Understanding the Process:
It’s a good idea to understand the fundraising process as a whole. Following is a hypothetical case study that follows the process from conception to fruition.
Idea Stage. You are the founder of the company and have a great idea for a new start up.
Co-founder stage. You seek out a partner where each of you does 50% of the work. You both contribute to a business plan. You take care of the market research, SWOT analysis, and research the target market. Your co-founder does all the financials, including ratios of profit margin,You decide to approach family and friends for some funding.
Family and friends. Your family and friends are usually the ones that invest before anyone else at the lowest price. Your brother-in-law decided to go in at 20% while you put another 20% aside for an option pool, stock set aside for future employees.
You and your partner own 37.5% each, your brother-in-law owns 15%, and the option pool has 10%.
Seed Round. You and your partner realize that you need more seed funding in order to invest in new equipment that will allow you to take on more clients. You approach angel investors, who are investors who are valued at $1M or have the capacity to invest $200K annually. They are accredited and use their own money.
Rochelle is an angel investor who decide to come in at 15% ownership. You and your partner decide to reduce your ownership by 5% each, your brother-in-law reduces his ownership by 2.5%, and the option pool is reduced by 2.5%.
You and your partner now have 32.5% each of the company, your brother-in-law now owns 12.5%, the option pool has 7.5%, and the angel investor has 15% ownership.

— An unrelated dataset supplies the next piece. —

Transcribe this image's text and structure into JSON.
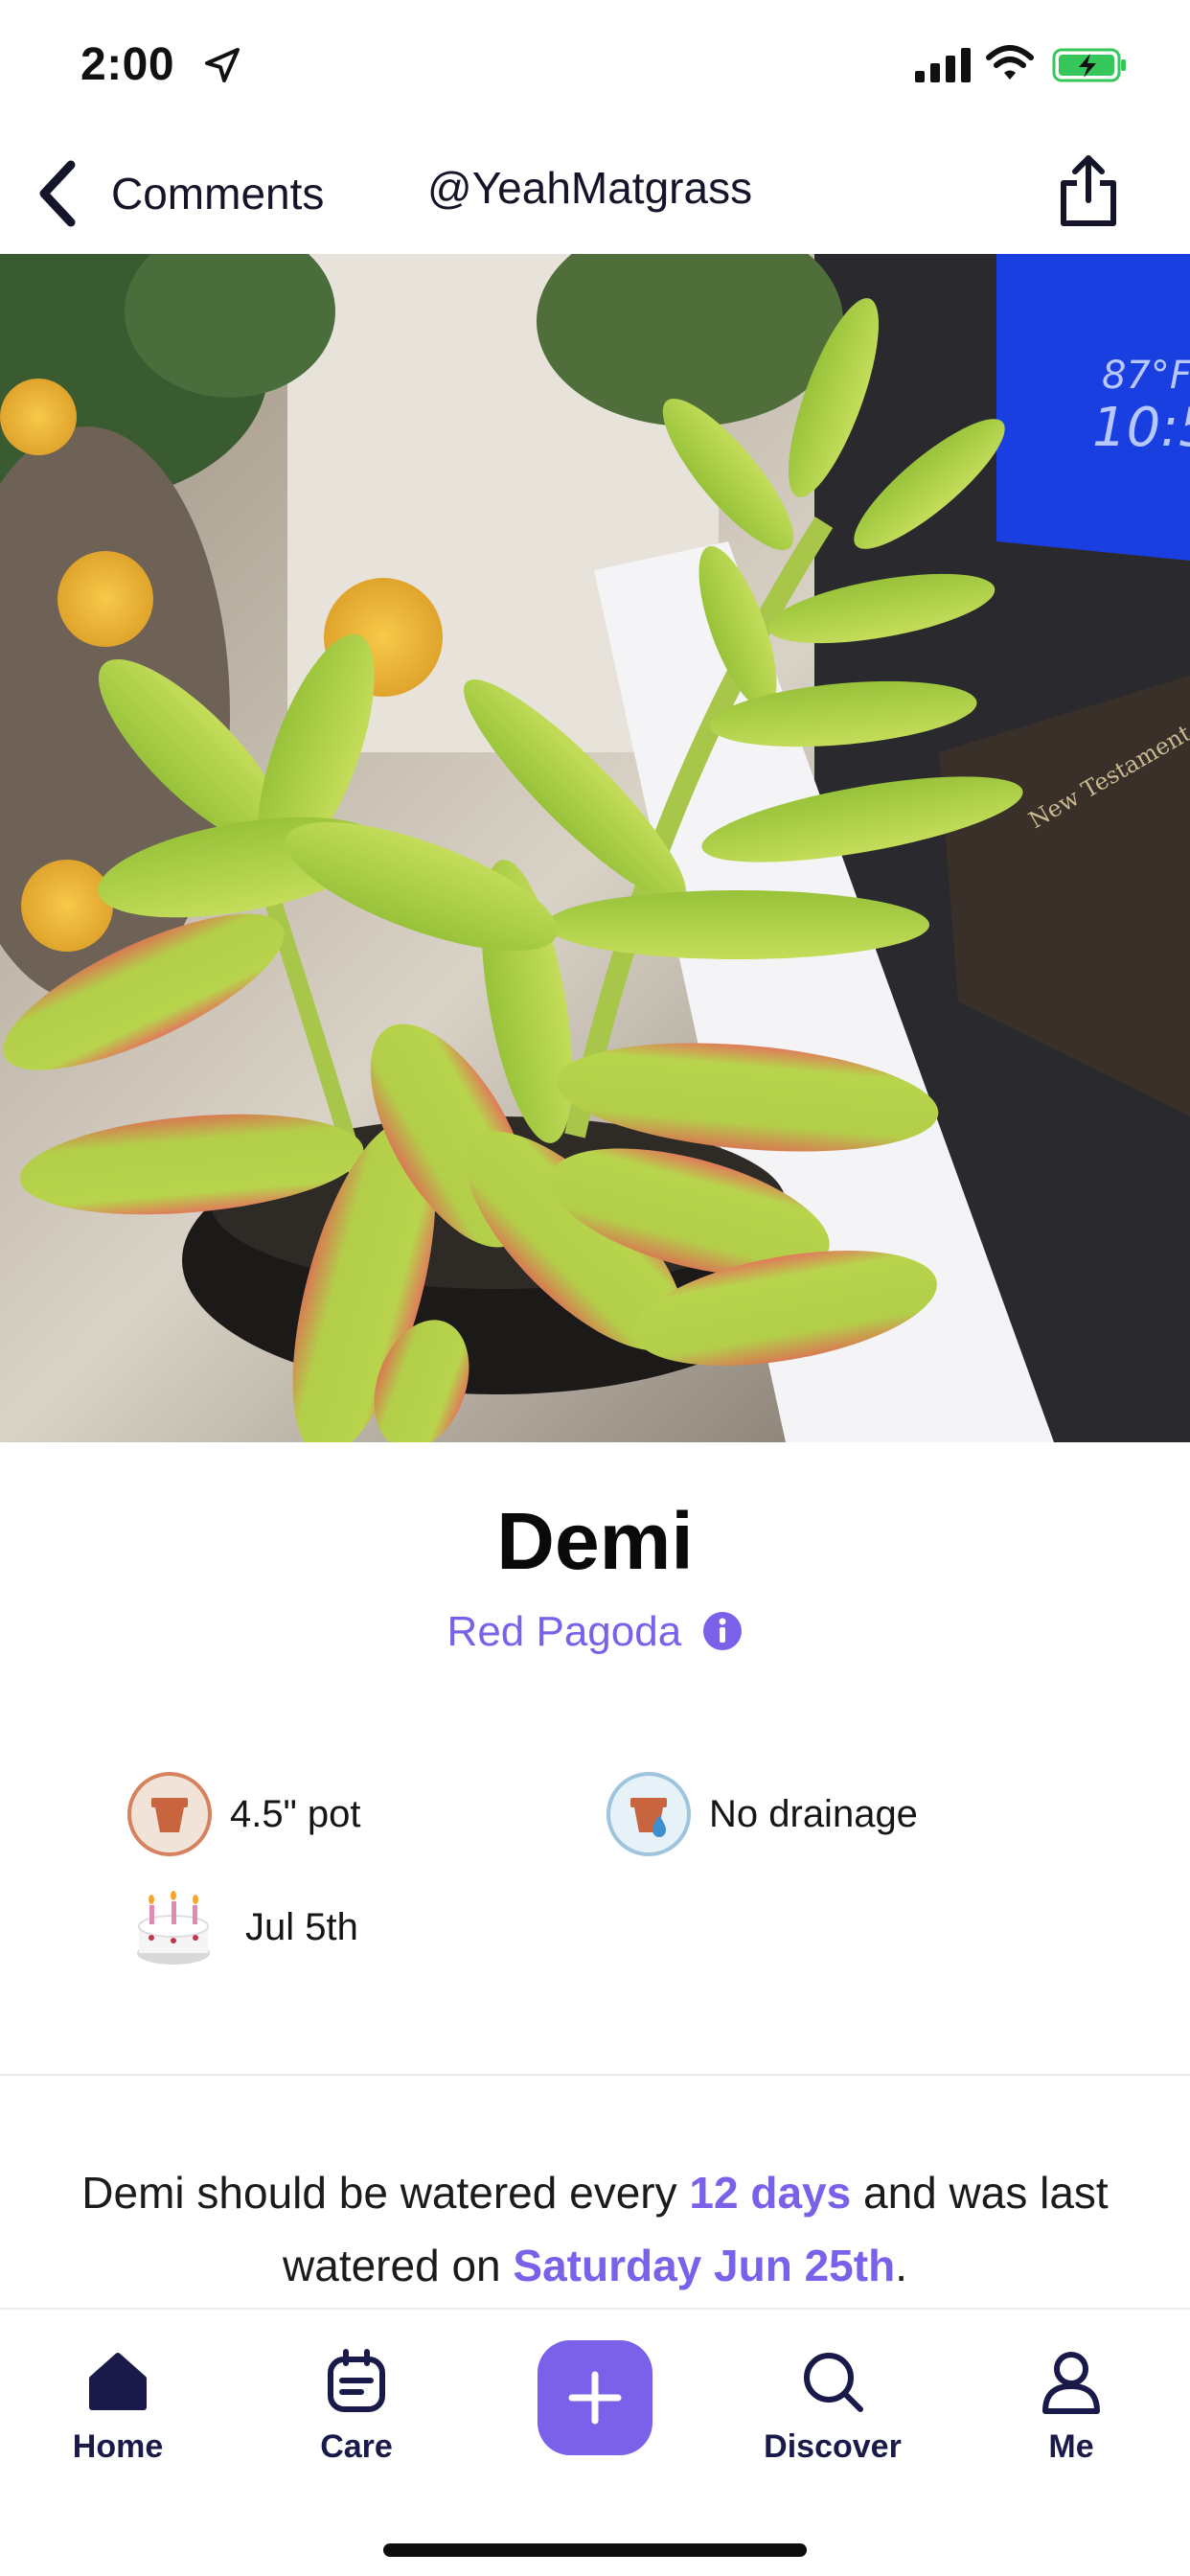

Series A. After 5 years of operation, you decide to turn to venture capitalists for more funding in order to Expand your operations. Venture capitalists persuade other people to invest their own money into funds, starting at $500,000.
You also have a group of employees who decide to exchange a portion of their salary for some stock valued at 3.8% of the company. And a group of venture capitalists decide to support your vision with an investment that is exchanged for 29.5% of the company.
IPO offering: After each splitting the pie again, you and your partner now own 26% each, your brother-in-law owns 5.4%, the angel investor owns 7.4%, the option pool has 1.9%, the employees own 3.8%, and the venture capitalists own 29.5%.
There are several more series of funding until you decide to do an Initial Public Offering (IPO), and initial public offering that allows anyone in the world to invest in your company. You approach investment bankers who do the IPO paperwork and sell a lot of your stock in exchange for 7% of the IPO.
Part of the process is having an exit strategy. This is something that investors are interested in knowing, as they often want to turn a profit and look for new opportunities.
Are you going to sell all your shares to a new entrepreneur? Go public with the company? Sell to venture capitalists? Franchise? Do you have a succession plan? Succession planning is all about reducing risk. Having one shows that you’ve thought well into the future and are committed to keeping it going, even when you’re not the one running it anymore.
Practice your elevator pitch and know what value you are bringing to your customers and investors. Have a solid business and marketing plan and be ready to answer tough questions. Good luck!
-Shira Kalfa, BA, JD, Partner and Founder
Shira Kalfa is the founding partner of Kalfa Law. Shira’s practice is focused in corporate-commercial and tax law including corporate reorganizations, corporate restructuring, mergers and acquisitions, commercial financing, secured lending and transactional law. Shira graduated from York University achieving the highest academic accolade of Summa Cum Laude in 2012. She graduated from Western Law in 2015, with a specialization in business law. Shira is licensed to practice by the Law Society of Ontario. She is also a member of the Ontario Bar Association, the Canadian Tax Foundation, Women’s Law Association of Ontario, and the Toronto Jewish Law Society.
© Kalfa Law 2021